“I also spoke to Rafa Benitez at Liverpool, but he didn’t completely convince me. He said he wanted me to come in, play left-back, left-midfield, centre midfield. That’s what I’d done at Villa, it wasn’t for me any more.”
Benitez turned to Steven Gerrard in an attempt to convince his former England room-mate to choose Merseyside over Manchester. “Is there anything that can change your mind? Tell me it isn’t the money…” the Reds skipper said to Barry.
A year previously, Barry identified Liverpool’s Champions League involvement as motivation to join Gerrard at Anfield. But Barry had been given an insight into what was to come at City.
“City weren’t in the Champions League and Liverpool were, but the things being told to me were the things that happened, like signing some of the best players in the world and I wanted to be part of it,” Barry said.
Following him through the door ahead of the first full season under the Sheikh Mansour era came Carlos Tevez, Emmanuel Adebayor, Roque Santa Cruz, Kolo Toure and Joleon Lescott. City finished the season three points outside the top four in fifth, one place above Villa and two better than Liverpool.
City’s ascent continued the following season, with Barry making his customary 30-plus Premier League appearances as Roberto Mancini’s side finished third and won the FA Cup – the first winners’ medal of Barry’s career, unless you include the Intertoto Cup in 2001. Which we won’t.
Only David Silva and keeper Joe Hart featured more heavily in City’s Premier League title triumph in 2011-12. Barry was the fulcrum of the best side in the league.
“He is one of those players you don’t really appreciate until he’s not there,” Lescott said that season. “He is just so consistent.
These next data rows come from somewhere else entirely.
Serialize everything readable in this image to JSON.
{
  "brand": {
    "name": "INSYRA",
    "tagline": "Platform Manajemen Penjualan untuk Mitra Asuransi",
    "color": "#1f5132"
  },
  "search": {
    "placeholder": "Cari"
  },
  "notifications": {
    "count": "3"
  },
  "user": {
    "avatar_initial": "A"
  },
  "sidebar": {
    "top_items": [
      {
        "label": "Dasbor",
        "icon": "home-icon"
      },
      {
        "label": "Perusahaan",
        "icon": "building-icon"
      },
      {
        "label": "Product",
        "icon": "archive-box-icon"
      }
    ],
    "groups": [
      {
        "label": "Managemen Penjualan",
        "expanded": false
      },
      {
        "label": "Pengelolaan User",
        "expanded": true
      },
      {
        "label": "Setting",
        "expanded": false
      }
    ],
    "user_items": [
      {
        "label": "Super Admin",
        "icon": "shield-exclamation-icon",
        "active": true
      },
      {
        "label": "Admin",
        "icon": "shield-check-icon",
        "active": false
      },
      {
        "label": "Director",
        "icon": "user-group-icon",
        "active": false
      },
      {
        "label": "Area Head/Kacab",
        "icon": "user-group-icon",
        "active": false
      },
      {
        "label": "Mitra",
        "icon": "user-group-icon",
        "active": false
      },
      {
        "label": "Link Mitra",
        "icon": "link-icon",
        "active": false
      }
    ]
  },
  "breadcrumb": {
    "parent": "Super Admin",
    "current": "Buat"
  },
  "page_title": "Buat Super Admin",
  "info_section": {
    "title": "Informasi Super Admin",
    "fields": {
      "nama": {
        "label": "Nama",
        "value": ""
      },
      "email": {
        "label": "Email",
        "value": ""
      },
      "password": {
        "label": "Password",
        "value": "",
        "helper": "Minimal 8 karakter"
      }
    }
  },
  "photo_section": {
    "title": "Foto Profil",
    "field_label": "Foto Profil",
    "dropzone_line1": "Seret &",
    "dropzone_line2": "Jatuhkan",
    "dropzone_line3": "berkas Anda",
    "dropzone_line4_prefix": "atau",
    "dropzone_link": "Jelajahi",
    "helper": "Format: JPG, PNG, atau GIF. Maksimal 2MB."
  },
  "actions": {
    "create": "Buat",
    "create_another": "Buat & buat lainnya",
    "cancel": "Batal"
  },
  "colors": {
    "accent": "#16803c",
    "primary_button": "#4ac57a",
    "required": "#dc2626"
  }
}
You can’t sing his praises enough.
“If you ask any of our midfielders who they most want to play with, their preference would be Gareth Barry.”
Here was tangible proof, if proof were still neded, that Barry made the right choice.
“You look at the way the two clubs have been since and City have been regulars in the Champions League and picked up a couple of trophies, while Liverpool have not,” Barry later told the Daily Mail. “I could sit here and be all smug, but I won’t be.
“I have a lot of respect for Liverpool, it’s a fantastic club with a lot of history. But things happen for a reason, and I ended up with a Premier League and FA Cup, which was massive.
Eventually, Barry did move to Merseyside, but with Everton rather than the Reds.
And just like Martinez and every other manager before him, Ronald Koeman recognised the importance of Barry to the team and continued to play him regularly right up until the end of 2016-17, when the midfielder decided to swap Everton for a return to the Midlands with West Brom.
He has since surpassed Ryan Giggs’ Premier League appearance record. Clearly, there is more to the midfielder’s contribution over the years than just versatility, an exemplary work ethic and a good fitness record.
Barry is certainly what Sir Bobby Robson used to call a ‘blue-chip player’ but reliability alone doesn’t get you in excess of 600 Premier League appearances and 20 years at the highest level.
Martinez’s comment was eye-catching, but Koeman had only taken charge of two Everton games when he was heaping praise equally as high on Barry.
“He is one of the best players I have managed in my teams because the cleverness of him in football is really of a high quality,” Koeman said.
Gregory, Barry’s first manager, described him as “phenomenal”. As recently as last month, Dimitar Berbatov mentioned him in the same breath as Zlatan Ibrahimovic.
“He (Ibrahimovic) has football intelligence. And then, of course, you have Gareth Barry at Everton.
“I tend to watch the older players to see how they are playing and I admire both of them because, at this age, in football, it is very difficult to maintain a high level of performance. For both those players to do this is worthy of admiration.”
Barry may never be fully appreciated by everybody, but to those that have watched him in close quarters he will remembered as one of the great Premier League midfielders.
By Ian Watson